- **PROBLEM TO WORK ON**
Output the data once more, exactly as given.

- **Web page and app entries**
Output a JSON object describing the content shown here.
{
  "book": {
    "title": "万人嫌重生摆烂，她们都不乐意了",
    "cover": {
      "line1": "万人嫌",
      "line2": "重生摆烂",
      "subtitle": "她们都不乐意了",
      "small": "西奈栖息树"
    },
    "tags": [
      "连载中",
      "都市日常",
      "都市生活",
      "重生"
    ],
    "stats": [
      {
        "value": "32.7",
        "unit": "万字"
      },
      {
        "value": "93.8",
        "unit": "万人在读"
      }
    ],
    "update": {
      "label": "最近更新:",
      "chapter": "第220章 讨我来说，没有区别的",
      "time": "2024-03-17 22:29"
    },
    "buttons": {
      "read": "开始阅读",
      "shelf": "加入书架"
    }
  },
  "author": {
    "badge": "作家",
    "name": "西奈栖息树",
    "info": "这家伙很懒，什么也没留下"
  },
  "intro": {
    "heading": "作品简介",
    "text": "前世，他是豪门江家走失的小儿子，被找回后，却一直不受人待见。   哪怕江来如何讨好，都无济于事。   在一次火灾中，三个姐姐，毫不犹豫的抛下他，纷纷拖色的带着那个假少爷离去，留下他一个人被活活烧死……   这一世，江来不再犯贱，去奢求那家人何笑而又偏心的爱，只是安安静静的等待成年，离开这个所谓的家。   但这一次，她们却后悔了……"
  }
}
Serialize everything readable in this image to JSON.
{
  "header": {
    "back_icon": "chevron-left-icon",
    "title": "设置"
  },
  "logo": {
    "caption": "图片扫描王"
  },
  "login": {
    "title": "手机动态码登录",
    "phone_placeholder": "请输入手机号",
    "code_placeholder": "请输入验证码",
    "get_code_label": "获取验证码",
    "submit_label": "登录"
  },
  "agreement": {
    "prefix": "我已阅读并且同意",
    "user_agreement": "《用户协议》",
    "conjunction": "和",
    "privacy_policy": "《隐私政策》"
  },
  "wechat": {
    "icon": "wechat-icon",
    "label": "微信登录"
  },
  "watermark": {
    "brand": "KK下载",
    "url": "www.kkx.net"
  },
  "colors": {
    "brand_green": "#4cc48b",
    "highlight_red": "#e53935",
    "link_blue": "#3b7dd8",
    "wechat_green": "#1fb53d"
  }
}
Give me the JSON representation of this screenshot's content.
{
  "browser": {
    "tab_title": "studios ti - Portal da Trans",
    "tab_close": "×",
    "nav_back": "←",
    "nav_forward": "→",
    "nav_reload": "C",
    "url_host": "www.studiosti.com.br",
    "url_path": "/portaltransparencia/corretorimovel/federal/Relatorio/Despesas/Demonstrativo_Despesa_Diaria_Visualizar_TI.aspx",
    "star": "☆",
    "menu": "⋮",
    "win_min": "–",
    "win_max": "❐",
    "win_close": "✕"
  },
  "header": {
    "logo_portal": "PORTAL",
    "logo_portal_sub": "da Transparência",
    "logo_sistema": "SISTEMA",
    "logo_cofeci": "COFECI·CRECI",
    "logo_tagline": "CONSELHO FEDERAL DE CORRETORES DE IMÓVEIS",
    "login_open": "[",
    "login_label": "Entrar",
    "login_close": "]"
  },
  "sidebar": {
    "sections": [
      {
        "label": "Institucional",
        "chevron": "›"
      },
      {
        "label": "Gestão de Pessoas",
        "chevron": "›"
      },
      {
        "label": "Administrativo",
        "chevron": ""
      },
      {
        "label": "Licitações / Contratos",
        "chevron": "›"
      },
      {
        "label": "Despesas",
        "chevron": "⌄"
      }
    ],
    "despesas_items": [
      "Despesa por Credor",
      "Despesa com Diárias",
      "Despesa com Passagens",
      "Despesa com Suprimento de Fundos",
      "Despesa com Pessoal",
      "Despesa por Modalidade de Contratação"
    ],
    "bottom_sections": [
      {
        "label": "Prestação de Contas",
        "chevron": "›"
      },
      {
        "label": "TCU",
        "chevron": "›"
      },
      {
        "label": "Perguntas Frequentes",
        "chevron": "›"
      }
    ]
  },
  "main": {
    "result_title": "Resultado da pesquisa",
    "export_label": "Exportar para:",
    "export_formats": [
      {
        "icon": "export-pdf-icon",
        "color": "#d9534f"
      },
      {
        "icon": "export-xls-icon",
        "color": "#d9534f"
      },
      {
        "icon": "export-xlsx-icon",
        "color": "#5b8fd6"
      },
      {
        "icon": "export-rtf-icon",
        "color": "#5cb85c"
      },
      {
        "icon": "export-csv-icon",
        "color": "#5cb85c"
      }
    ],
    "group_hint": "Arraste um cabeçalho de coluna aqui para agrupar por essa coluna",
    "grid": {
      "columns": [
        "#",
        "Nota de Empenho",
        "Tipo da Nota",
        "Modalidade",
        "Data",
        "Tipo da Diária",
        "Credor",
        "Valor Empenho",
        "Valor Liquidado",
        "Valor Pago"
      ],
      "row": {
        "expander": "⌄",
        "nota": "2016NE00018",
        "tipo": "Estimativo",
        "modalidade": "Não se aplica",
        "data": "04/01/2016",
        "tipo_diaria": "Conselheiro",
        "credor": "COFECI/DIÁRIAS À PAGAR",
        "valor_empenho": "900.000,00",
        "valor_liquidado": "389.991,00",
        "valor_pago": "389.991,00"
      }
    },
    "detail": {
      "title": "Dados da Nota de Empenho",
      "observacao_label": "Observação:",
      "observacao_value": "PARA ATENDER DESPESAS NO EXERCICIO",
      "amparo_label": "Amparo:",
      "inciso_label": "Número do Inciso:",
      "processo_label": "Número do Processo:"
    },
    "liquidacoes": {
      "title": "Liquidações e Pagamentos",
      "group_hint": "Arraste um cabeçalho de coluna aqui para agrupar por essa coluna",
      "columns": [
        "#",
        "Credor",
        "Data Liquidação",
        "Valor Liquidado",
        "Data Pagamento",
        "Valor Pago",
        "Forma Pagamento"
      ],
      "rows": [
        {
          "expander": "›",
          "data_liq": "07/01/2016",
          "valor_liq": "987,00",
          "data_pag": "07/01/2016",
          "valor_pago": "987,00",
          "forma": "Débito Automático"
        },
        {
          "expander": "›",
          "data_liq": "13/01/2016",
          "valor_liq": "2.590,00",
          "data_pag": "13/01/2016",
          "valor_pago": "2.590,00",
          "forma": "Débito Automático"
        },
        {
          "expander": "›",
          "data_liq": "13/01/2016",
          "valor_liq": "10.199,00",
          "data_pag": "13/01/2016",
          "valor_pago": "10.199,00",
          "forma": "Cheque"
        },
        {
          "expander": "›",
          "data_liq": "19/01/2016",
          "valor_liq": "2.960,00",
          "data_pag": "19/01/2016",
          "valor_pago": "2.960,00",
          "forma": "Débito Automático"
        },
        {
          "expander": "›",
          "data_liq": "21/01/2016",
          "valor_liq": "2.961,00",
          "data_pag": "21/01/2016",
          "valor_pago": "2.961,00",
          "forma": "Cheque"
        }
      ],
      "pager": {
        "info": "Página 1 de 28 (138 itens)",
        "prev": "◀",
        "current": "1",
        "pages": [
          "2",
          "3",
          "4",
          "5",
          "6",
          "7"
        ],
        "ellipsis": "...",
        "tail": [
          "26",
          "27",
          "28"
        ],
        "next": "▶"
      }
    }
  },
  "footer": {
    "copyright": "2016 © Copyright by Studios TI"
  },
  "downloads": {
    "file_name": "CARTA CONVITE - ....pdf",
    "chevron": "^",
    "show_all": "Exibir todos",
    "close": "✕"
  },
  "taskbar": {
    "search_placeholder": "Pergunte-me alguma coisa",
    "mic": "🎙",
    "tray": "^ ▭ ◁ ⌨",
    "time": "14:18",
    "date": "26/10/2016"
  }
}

- **ANSWER**
Output a JSON object describing the content shown here.
{
  "book": {
    "title": "万人嫌重生摆烂，她们都不乐意了",
    "cover": {
      "line1": "万人嫌",
      "line2": "重生摆烂",
      "subtitle": "她们都不乐意了",
      "small": "西奈栖息树"
    },
    "tags": [
      "连载中",
      "都市日常",
      "都市生活",
      "重生"
    ],
    "stats": [
      {
        "value": "32.7",
        "unit": "万字"
      },
      {
        "value": "93.8",
        "unit": "万人在读"
      }
    ],
    "update": {
      "label": "最近更新:",
      "chapter": "第220章 讨我来说，没有区别的",
      "time": "2024-03-17 22:29"
    },
    "buttons": {
      "read": "开始阅读",
      "shelf": "加入书架"
    }
  },
  "author": {
    "badge": "作家",
    "name": "西奈栖息树",
    "info": "这家伙很懒，什么也没留下"
  },
  "intro": {
    "heading": "作品简介",
    "text": "前世，他是豪门江家走失的小儿子，被找回后，却一直不受人待见。   哪怕江来如何讨好，都无济于事。   在一次火灾中，三个姐姐，毫不犹豫的抛下他，纷纷拖色的带着那个假少爷离去，留下他一个人被活活烧死……   这一世，江来不再犯贱，去奢求那家人何笑而又偏心的爱，只是安安静静的等待成年，离开这个所谓的家。   但这一次，她们却后悔了……"
  }
}
Serialize everything readable in this image to JSON.
{
  "header": {
    "back_icon": "chevron-left-icon",
    "title": "设置"
  },
  "logo": {
    "caption": "图片扫描王"
  },
  "login": {
    "title": "手机动态码登录",
    "phone_placeholder": "请输入手机号",
    "code_placeholder": "请输入验证码",
    "get_code_label": "获取验证码",
    "submit_label": "登录"
  },
  "agreement": {
    "prefix": "我已阅读并且同意",
    "user_agreement": "《用户协议》",
    "conjunction": "和",
    "privacy_policy": "《隐私政策》"
  },
  "wechat": {
    "icon": "wechat-icon",
    "label": "微信登录"
  },
  "watermark": {
    "brand": "KK下载",
    "url": "www.kkx.net"
  },
  "colors": {
    "brand_green": "#4cc48b",
    "highlight_red": "#e53935",
    "link_blue": "#3b7dd8",
    "wechat_green": "#1fb53d"
  }
}
Give me the JSON representation of this screenshot's content.
{
  "browser": {
    "tab_title": "studios ti - Portal da Trans",
    "tab_close": "×",
    "nav_back": "←",
    "nav_forward": "→",
    "nav_reload": "C",
    "url_host": "www.studiosti.com.br",
    "url_path": "/portaltransparencia/corretorimovel/federal/Relatorio/Despesas/Demonstrativo_Despesa_Diaria_Visualizar_TI.aspx",
    "star": "☆",
    "menu": "⋮",
    "win_min": "–",
    "win_max": "❐",
    "win_close": "✕"
  },
  "header": {
    "logo_portal": "PORTAL",
    "logo_portal_sub": "da Transparência",
    "logo_sistema": "SISTEMA",
    "logo_cofeci": "COFECI·CRECI",
    "logo_tagline": "CONSELHO FEDERAL DE CORRETORES DE IMÓVEIS",
    "login_open": "[",
    "login_label": "Entrar",
    "login_close": "]"
  },
  "sidebar": {
    "sections": [
      {
        "label": "Institucional",
        "chevron": "›"
      },
      {
        "label": "Gestão de Pessoas",
        "chevron": "›"
      },
      {
        "label": "Administrativo",
        "chevron": ""
      },
      {
        "label": "Licitações / Contratos",
        "chevron": "›"
      },
      {
        "label": "Despesas",
        "chevron": "⌄"
      }
    ],
    "despesas_items": [
      "Despesa por Credor",
      "Despesa com Diárias",
      "Despesa com Passagens",
      "Despesa com Suprimento de Fundos",
      "Despesa com Pessoal",
      "Despesa por Modalidade de Contratação"
    ],
    "bottom_sections": [
      {
        "label": "Prestação de Contas",
        "chevron": "›"
      },
      {
        "label": "TCU",
        "chevron": "›"
      },
      {
        "label": "Perguntas Frequentes",
        "chevron": "›"
      }
    ]
  },
  "main": {
    "result_title": "Resultado da pesquisa",
    "export_label": "Exportar para:",
    "export_formats": [
      {
        "icon": "export-pdf-icon",
        "color": "#d9534f"
      },
      {
        "icon": "export-xls-icon",
        "color": "#d9534f"
      },
      {
        "icon": "export-xlsx-icon",
        "color": "#5b8fd6"
      },
      {
        "icon": "export-rtf-icon",
        "color": "#5cb85c"
      },
      {
        "icon": "export-csv-icon",
        "color": "#5cb85c"
      }
    ],
    "group_hint": "Arraste um cabeçalho de coluna aqui para agrupar por essa coluna",
    "grid": {
      "columns": [
        "#",
        "Nota de Empenho",
        "Tipo da Nota",
        "Modalidade",
        "Data",
        "Tipo da Diária",
        "Credor",
        "Valor Empenho",
        "Valor Liquidado",
        "Valor Pago"
      ],
      "row": {
        "expander": "⌄",
        "nota": "2016NE00018",
        "tipo": "Estimativo",
        "modalidade": "Não se aplica",
        "data": "04/01/2016",
        "tipo_diaria": "Conselheiro",
        "credor": "COFECI/DIÁRIAS À PAGAR",
        "valor_empenho": "900.000,00",
        "valor_liquidado": "389.991,00",
        "valor_pago": "389.991,00"
      }
    },
    "detail": {
      "title": "Dados da Nota de Empenho",
      "observacao_label": "Observação:",
      "observacao_value": "PARA ATENDER DESPESAS NO EXERCICIO",
      "amparo_label": "Amparo:",
      "inciso_label": "Número do Inciso:",
      "processo_label": "Número do Processo:"
    },
    "liquidacoes": {
      "title": "Liquidações e Pagamentos",
      "group_hint": "Arraste um cabeçalho de coluna aqui para agrupar por essa coluna",
      "columns": [
        "#",
        "Credor",
        "Data Liquidação",
        "Valor Liquidado",
        "Data Pagamento",
        "Valor Pago",
        "Forma Pagamento"
      ],
      "rows": [
        {
          "expander": "›",
          "data_liq": "07/01/2016",
          "valor_liq": "987,00",
          "data_pag": "07/01/2016",
          "valor_pago": "987,00",
          "forma": "Débito Automático"
        },
        {
          "expander": "›",
          "data_liq": "13/01/2016",
          "valor_liq": "2.590,00",
          "data_pag": "13/01/2016",
          "valor_pago": "2.590,00",
          "forma": "Débito Automático"
        },
        {
          "expander": "›",
          "data_liq": "13/01/2016",
          "valor_liq": "10.199,00",
          "data_pag": "13/01/2016",
          "valor_pago": "10.199,00",
          "forma": "Cheque"
        },
        {
          "expander": "›",
          "data_liq": "19/01/2016",
          "valor_liq": "2.960,00",
          "data_pag": "19/01/2016",
          "valor_pago": "2.960,00",
          "forma": "Débito Automático"
        },
        {
          "expander": "›",
          "data_liq": "21/01/2016",
          "valor_liq": "2.961,00",
          "data_pag": "21/01/2016",
          "valor_pago": "2.961,00",
          "forma": "Cheque"
        }
      ],
      "pager": {
        "info": "Página 1 de 28 (138 itens)",
        "prev": "◀",
        "current": "1",
        "pages": [
          "2",
          "3",
          "4",
          "5",
          "6",
          "7"
        ],
        "ellipsis": "...",
        "tail": [
          "26",
          "27",
          "28"
        ],
        "next": "▶"
      }
    }
  },
  "footer": {
    "copyright": "2016 © Copyright by Studios TI"
  },
  "downloads": {
    "file_name": "CARTA CONVITE - ....pdf",
    "chevron": "^",
    "show_all": "Exibir todos",
    "close": "✕"
  },
  "taskbar": {
    "search_placeholder": "Pergunte-me alguma coisa",
    "mic": "🎙",
    "tray": "^ ▭ ◁ ⌨",
    "time": "14:18",
    "date": "26/10/2016"
  }
}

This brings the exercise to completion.